GIVEN DATA:

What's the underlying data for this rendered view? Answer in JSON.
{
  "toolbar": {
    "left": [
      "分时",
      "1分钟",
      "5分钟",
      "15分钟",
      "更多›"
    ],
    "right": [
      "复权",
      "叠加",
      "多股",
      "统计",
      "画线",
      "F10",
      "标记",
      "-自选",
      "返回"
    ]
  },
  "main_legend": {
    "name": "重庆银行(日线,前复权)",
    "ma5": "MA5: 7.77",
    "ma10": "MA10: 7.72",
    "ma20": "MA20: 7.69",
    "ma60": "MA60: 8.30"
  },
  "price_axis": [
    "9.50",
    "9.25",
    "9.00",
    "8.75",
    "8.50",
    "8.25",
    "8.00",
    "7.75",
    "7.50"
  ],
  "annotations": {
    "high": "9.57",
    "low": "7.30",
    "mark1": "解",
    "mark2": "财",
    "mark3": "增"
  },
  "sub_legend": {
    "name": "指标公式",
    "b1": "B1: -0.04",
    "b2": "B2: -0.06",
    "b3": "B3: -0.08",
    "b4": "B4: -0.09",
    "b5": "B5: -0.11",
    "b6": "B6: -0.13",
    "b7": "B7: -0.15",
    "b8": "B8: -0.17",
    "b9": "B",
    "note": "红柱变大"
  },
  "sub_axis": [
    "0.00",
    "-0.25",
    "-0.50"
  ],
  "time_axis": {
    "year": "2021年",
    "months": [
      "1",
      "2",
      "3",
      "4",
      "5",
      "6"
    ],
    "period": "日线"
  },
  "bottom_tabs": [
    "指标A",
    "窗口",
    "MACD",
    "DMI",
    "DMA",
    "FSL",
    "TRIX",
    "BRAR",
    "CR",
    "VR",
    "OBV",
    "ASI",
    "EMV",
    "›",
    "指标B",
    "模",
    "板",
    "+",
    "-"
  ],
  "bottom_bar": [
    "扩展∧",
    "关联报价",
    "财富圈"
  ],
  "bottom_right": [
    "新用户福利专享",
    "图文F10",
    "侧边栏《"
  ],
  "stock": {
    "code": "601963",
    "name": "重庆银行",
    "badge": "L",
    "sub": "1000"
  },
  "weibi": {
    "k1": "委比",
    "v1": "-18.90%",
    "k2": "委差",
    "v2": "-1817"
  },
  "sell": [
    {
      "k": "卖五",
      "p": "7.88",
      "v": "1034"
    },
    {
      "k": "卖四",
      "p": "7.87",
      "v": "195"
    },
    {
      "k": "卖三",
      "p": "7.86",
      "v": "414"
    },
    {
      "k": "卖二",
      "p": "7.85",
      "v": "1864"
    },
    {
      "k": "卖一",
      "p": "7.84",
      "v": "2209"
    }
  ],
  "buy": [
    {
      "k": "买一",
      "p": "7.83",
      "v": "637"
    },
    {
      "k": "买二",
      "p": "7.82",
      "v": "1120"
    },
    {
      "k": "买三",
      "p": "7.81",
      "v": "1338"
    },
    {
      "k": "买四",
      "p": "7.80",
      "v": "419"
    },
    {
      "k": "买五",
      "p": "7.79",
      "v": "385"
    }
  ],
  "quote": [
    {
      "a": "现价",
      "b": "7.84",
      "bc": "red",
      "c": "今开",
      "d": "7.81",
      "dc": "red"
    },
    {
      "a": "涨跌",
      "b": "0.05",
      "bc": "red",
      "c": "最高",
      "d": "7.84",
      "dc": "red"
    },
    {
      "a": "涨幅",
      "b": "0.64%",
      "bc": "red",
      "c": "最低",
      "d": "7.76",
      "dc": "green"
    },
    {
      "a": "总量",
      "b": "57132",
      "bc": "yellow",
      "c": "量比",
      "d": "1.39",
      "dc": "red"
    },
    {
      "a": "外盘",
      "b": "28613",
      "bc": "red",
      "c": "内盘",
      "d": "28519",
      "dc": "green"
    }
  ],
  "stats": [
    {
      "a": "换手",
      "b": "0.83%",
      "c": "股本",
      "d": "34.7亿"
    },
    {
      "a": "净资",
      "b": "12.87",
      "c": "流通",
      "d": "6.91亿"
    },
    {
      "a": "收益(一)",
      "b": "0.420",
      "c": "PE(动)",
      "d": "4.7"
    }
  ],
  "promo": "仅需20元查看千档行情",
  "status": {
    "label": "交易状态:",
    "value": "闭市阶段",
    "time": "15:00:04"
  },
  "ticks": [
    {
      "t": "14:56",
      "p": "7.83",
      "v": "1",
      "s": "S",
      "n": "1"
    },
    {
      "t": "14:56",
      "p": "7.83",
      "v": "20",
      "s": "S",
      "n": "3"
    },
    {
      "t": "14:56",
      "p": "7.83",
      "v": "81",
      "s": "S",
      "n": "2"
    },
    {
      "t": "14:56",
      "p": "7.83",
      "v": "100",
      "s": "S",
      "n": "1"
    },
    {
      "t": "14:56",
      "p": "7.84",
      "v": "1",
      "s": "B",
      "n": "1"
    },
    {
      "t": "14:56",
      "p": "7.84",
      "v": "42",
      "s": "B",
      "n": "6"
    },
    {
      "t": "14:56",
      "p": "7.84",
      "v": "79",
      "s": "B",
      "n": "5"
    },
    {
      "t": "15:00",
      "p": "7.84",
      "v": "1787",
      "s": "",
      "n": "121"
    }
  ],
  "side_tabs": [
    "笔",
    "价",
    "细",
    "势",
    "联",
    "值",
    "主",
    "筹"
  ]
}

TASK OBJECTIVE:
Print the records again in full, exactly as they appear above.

TASK SOLUTION:
What's the underlying data for this rendered view? Answer in JSON.
{
  "toolbar": {
    "left": [
      "分时",
      "1分钟",
      "5分钟",
      "15分钟",
      "更多›"
    ],
    "right": [
      "复权",
      "叠加",
      "多股",
      "统计",
      "画线",
      "F10",
      "标记",
      "-自选",
      "返回"
    ]
  },
  "main_legend": {
    "name": "重庆银行(日线,前复权)",
    "ma5": "MA5: 7.77",
    "ma10": "MA10: 7.72",
    "ma20": "MA20: 7.69",
    "ma60": "MA60: 8.30"
  },
  "price_axis": [
    "9.50",
    "9.25",
    "9.00",
    "8.75",
    "8.50",
    "8.25",
    "8.00",
    "7.75",
    "7.50"
  ],
  "annotations": {
    "high": "9.57",
    "low": "7.30",
    "mark1": "解",
    "mark2": "财",
    "mark3": "增"
  },
  "sub_legend": {
    "name": "指标公式",
    "b1": "B1: -0.04",
    "b2": "B2: -0.06",
    "b3": "B3: -0.08",
    "b4": "B4: -0.09",
    "b5": "B5: -0.11",
    "b6": "B6: -0.13",
    "b7": "B7: -0.15",
    "b8": "B8: -0.17",
    "b9": "B",
    "note": "红柱变大"
  },
  "sub_axis": [
    "0.00",
    "-0.25",
    "-0.50"
  ],
  "time_axis": {
    "year": "2021年",
    "months": [
      "1",
      "2",
      "3",
      "4",
      "5",
      "6"
    ],
    "period": "日线"
  },
  "bottom_tabs": [
    "指标A",
    "窗口",
    "MACD",
    "DMI",
    "DMA",
    "FSL",
    "TRIX",
    "BRAR",
    "CR",
    "VR",
    "OBV",
    "ASI",
    "EMV",
    "›",
    "指标B",
    "模",
    "板",
    "+",
    "-"
  ],
  "bottom_bar": [
    "扩展∧",
    "关联报价",
    "财富圈"
  ],
  "bottom_right": [
    "新用户福利专享",
    "图文F10",
    "侧边栏《"
  ],
  "stock": {
    "code": "601963",
    "name": "重庆银行",
    "badge": "L",
    "sub": "1000"
  },
  "weibi": {
    "k1": "委比",
    "v1": "-18.90%",
    "k2": "委差",
    "v2": "-1817"
  },
  "sell": [
    {
      "k": "卖五",
      "p": "7.88",
      "v": "1034"
    },
    {
      "k": "卖四",
      "p": "7.87",
      "v": "195"
    },
    {
      "k": "卖三",
      "p": "7.86",
      "v": "414"
    },
    {
      "k": "卖二",
      "p": "7.85",
      "v": "1864"
    },
    {
      "k": "卖一",
      "p": "7.84",
      "v": "2209"
    }
  ],
  "buy": [
    {
      "k": "买一",
      "p": "7.83",
      "v": "637"
    },
    {
      "k": "买二",
      "p": "7.82",
      "v": "1120"
    },
    {
      "k": "买三",
      "p": "7.81",
      "v": "1338"
    },
    {
      "k": "买四",
      "p": "7.80",
      "v": "419"
    },
    {
      "k": "买五",
      "p": "7.79",
      "v": "385"
    }
  ],
  "quote": [
    {
      "a": "现价",
      "b": "7.84",
      "bc": "red",
      "c": "今开",
      "d": "7.81",
      "dc": "red"
    },
    {
      "a": "涨跌",
      "b": "0.05",
      "bc": "red",
      "c": "最高",
      "d": "7.84",
      "dc": "red"
    },
    {
      "a": "涨幅",
      "b": "0.64%",
      "bc": "red",
      "c": "最低",
      "d": "7.76",
      "dc": "green"
    },
    {
      "a": "总量",
      "b": "57132",
      "bc": "yellow",
      "c": "量比",
      "d": "1.39",
      "dc": "red"
    },
    {
      "a": "外盘",
      "b": "28613",
      "bc": "red",
      "c": "内盘",
      "d": "28519",
      "dc": "green"
    }
  ],
  "stats": [
    {
      "a": "换手",
      "b": "0.83%",
      "c": "股本",
      "d": "34.7亿"
    },
    {
      "a": "净资",
      "b": "12.87",
      "c": "流通",
      "d": "6.91亿"
    },
    {
      "a": "收益(一)",
      "b": "0.420",
      "c": "PE(动)",
      "d": "4.7"
    }
  ],
  "promo": "仅需20元查看千档行情",
  "status": {
    "label": "交易状态:",
    "value": "闭市阶段",
    "time": "15:00:04"
  },
  "ticks": [
    {
      "t": "14:56",
      "p": "7.83",
      "v": "1",
      "s": "S",
      "n": "1"
    },
    {
      "t": "14:56",
      "p": "7.83",
      "v": "20",
      "s": "S",
      "n": "3"
    },
    {
      "t": "14:56",
      "p": "7.83",
      "v": "81",
      "s": "S",
      "n": "2"
    },
    {
      "t": "14:56",
      "p": "7.83",
      "v": "100",
      "s": "S",
      "n": "1"
    },
    {
      "t": "14:56",
      "p": "7.84",
      "v": "1",
      "s": "B",
      "n": "1"
    },
    {
      "t": "14:56",
      "p": "7.84",
      "v": "42",
      "s": "B",
      "n": "6"
    },
    {
      "t": "14:56",
      "p": "7.84",
      "v": "79",
      "s": "B",
      "n": "5"
    },
    {
      "t": "15:00",
      "p": "7.84",
      "v": "1787",
      "s": "",
      "n": "121"
    }
  ],
  "side_tabs": [
    "笔",
    "价",
    "细",
    "势",
    "联",
    "值",
    "主",
    "筹"
  ]
}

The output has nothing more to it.